Task directions
Below are the records; they must be reproduced verbatim.

** The data follows **

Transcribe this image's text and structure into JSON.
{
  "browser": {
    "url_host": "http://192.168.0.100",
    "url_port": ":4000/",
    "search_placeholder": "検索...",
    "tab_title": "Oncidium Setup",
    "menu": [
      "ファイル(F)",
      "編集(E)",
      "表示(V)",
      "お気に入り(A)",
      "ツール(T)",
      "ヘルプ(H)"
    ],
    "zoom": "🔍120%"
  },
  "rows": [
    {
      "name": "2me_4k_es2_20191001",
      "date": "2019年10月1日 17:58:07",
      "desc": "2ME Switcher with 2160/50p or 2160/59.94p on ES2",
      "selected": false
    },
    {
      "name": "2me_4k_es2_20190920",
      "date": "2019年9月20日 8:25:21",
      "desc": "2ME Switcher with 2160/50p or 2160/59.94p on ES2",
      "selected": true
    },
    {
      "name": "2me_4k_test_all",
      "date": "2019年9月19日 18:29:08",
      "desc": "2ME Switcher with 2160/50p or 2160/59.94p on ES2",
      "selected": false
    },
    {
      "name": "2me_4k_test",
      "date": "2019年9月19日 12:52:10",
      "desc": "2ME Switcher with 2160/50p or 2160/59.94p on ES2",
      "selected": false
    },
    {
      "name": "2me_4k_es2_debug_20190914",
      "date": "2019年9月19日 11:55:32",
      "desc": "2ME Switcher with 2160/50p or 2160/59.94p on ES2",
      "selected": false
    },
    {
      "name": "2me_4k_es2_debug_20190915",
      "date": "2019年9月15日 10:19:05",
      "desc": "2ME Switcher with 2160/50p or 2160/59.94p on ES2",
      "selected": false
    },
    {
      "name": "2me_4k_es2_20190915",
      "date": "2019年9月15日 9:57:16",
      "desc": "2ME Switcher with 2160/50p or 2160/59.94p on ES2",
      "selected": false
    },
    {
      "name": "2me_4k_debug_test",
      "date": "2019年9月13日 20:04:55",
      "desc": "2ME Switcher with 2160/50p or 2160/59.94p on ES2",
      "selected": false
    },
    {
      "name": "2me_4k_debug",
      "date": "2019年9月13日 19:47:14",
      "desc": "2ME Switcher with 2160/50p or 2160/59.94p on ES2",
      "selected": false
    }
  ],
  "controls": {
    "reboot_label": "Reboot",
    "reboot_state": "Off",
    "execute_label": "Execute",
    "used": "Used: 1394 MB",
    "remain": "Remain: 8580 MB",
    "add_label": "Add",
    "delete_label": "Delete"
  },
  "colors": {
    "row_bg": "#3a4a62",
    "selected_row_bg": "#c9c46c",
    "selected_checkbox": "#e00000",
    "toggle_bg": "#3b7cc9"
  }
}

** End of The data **

Task answer
Transcribe this image's text and structure into JSON.
{
  "browser": {
    "url_host": "http://192.168.0.100",
    "url_port": ":4000/",
    "search_placeholder": "検索...",
    "tab_title": "Oncidium Setup",
    "menu": [
      "ファイル(F)",
      "編集(E)",
      "表示(V)",
      "お気に入り(A)",
      "ツール(T)",
      "ヘルプ(H)"
    ],
    "zoom": "🔍120%"
  },
  "rows": [
    {
      "name": "2me_4k_es2_20191001",
      "date": "2019年10月1日 17:58:07",
      "desc": "2ME Switcher with 2160/50p or 2160/59.94p on ES2",
      "selected": false
    },
    {
      "name": "2me_4k_es2_20190920",
      "date": "2019年9月20日 8:25:21",
      "desc": "2ME Switcher with 2160/50p or 2160/59.94p on ES2",
      "selected": true
    },
    {
      "name": "2me_4k_test_all",
      "date": "2019年9月19日 18:29:08",
      "desc": "2ME Switcher with 2160/50p or 2160/59.94p on ES2",
      "selected": false
    },
    {
      "name": "2me_4k_test",
      "date": "2019年9月19日 12:52:10",
      "desc": "2ME Switcher with 2160/50p or 2160/59.94p on ES2",
      "selected": false
    },
    {
      "name": "2me_4k_es2_debug_20190914",
      "date": "2019年9月19日 11:55:32",
      "desc": "2ME Switcher with 2160/50p or 2160/59.94p on ES2",
      "selected": false
    },
    {
      "name": "2me_4k_es2_debug_20190915",
      "date": "2019年9月15日 10:19:05",
      "desc": "2ME Switcher with 2160/50p or 2160/59.94p on ES2",
      "selected": false
    },
    {
      "name": "2me_4k_es2_20190915",
      "date": "2019年9月15日 9:57:16",
      "desc": "2ME Switcher with 2160/50p or 2160/59.94p on ES2",
      "selected": false
    },
    {
      "name": "2me_4k_debug_test",
      "date": "2019年9月13日 20:04:55",
      "desc": "2ME Switcher with 2160/50p or 2160/59.94p on ES2",
      "selected": false
    },
    {
      "name": "2me_4k_debug",
      "date": "2019年9月13日 19:47:14",
      "desc": "2ME Switcher with 2160/50p or 2160/59.94p on ES2",
      "selected": false
    }
  ],
  "controls": {
    "reboot_label": "Reboot",
    "reboot_state": "Off",
    "execute_label": "Execute",
    "used": "Used: 1394 MB",
    "remain": "Remain: 8580 MB",
    "add_label": "Add",
    "delete_label": "Delete"
  },
  "colors": {
    "row_bg": "#3a4a62",
    "selected_row_bg": "#c9c46c",
    "selected_checkbox": "#e00000",
    "toggle_bg": "#3b7cc9"
  }
}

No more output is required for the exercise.